→ **PROMPT**: This task calls for copying each line below that contains "author".

[Component data from apps and pages]
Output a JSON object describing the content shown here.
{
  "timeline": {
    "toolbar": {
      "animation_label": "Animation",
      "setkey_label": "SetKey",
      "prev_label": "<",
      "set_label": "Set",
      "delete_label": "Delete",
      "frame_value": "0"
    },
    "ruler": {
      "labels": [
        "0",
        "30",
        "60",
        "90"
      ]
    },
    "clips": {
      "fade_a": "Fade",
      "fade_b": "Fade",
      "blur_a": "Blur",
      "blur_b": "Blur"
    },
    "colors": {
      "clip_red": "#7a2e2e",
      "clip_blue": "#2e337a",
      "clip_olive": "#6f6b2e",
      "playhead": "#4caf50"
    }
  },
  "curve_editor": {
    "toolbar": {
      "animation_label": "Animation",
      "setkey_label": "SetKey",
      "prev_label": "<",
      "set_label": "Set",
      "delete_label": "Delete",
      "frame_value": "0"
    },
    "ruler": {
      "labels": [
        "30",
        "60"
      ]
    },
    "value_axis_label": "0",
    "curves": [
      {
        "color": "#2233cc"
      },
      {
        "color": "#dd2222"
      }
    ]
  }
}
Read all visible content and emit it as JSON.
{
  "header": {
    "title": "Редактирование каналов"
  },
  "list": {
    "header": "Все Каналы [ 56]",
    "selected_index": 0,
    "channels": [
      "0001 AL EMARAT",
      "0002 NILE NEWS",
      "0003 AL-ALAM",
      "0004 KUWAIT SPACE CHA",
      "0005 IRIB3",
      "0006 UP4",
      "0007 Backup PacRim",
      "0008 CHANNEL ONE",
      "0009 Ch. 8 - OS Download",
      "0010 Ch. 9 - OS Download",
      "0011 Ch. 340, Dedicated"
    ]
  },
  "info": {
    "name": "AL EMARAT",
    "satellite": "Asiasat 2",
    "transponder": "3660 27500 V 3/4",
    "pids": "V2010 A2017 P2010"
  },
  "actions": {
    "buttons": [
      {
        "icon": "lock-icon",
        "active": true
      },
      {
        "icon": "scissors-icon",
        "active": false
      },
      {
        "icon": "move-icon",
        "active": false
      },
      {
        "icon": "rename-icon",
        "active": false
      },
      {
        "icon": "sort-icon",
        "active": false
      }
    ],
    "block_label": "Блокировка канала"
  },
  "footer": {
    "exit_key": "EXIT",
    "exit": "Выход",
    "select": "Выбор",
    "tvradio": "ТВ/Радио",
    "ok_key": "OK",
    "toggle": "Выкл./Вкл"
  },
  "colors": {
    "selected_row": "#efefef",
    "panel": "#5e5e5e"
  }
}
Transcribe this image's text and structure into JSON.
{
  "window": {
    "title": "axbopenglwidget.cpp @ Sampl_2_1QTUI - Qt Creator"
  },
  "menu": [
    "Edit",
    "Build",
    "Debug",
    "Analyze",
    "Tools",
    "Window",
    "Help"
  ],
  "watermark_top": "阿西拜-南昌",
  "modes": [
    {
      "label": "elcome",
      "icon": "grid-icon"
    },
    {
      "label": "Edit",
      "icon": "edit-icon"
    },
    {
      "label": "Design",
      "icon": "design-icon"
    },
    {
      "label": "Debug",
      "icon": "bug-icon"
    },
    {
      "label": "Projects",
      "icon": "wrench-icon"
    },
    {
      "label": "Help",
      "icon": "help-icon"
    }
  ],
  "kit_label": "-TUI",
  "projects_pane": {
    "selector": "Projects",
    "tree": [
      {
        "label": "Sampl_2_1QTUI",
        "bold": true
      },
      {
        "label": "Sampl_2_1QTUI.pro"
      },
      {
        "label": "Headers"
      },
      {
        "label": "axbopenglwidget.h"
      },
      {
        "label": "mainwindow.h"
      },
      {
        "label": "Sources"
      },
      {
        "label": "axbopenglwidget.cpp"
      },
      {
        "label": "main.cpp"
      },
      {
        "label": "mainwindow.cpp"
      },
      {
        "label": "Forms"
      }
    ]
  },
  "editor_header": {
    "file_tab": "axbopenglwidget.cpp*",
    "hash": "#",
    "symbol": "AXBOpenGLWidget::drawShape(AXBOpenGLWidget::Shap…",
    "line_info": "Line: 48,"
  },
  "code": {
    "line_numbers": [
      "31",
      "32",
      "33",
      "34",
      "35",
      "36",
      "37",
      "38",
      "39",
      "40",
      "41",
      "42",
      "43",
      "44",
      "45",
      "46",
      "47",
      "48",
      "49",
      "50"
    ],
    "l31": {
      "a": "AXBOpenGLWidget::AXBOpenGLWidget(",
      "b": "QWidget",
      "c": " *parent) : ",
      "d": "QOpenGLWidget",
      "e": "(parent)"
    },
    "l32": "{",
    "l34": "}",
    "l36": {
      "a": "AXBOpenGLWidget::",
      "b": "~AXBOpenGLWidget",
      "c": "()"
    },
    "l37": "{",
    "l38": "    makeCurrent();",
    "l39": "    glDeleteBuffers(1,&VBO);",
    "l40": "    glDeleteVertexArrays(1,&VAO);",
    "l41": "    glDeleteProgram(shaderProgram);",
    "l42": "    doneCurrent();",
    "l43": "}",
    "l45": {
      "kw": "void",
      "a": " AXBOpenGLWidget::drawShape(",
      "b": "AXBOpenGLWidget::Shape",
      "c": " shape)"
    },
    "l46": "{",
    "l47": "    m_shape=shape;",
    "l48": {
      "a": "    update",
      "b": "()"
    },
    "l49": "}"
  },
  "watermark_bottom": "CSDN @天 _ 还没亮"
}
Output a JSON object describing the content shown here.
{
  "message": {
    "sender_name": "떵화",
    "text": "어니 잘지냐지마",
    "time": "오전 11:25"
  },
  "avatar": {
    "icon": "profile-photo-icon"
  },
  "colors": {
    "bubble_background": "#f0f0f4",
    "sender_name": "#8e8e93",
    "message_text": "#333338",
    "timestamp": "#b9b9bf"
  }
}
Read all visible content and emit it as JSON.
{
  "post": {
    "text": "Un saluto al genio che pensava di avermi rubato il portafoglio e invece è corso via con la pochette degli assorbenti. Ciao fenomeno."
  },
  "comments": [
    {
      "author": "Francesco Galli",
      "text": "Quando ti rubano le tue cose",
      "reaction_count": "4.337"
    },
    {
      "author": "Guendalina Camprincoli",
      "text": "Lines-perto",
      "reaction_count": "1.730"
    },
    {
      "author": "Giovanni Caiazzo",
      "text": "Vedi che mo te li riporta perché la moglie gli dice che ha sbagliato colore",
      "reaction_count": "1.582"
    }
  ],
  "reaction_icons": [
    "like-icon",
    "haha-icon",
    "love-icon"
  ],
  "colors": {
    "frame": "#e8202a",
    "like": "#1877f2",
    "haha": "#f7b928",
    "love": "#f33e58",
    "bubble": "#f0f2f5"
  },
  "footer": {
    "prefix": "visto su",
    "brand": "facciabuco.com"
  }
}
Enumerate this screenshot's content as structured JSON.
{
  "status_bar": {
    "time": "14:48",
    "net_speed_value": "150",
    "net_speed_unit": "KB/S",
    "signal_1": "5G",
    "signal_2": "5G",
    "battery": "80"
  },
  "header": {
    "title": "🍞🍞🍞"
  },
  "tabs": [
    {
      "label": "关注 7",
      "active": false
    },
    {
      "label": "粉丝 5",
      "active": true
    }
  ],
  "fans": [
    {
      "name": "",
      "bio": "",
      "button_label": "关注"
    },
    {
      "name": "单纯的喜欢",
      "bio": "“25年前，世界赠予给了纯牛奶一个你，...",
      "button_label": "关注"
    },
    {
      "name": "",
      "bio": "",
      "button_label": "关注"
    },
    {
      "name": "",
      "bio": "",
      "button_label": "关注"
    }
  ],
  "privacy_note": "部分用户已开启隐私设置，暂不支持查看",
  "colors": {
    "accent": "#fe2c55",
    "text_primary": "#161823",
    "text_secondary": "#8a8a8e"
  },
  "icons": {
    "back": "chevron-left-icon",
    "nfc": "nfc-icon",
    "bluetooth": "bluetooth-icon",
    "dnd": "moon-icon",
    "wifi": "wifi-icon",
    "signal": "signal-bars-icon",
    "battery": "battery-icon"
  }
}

→ **RESPONSE TO THE TASK**:
      "author": "Francesco Galli",
      "author": "Guendalina Camprincoli",
      "author": "Giovanni Caiazzo",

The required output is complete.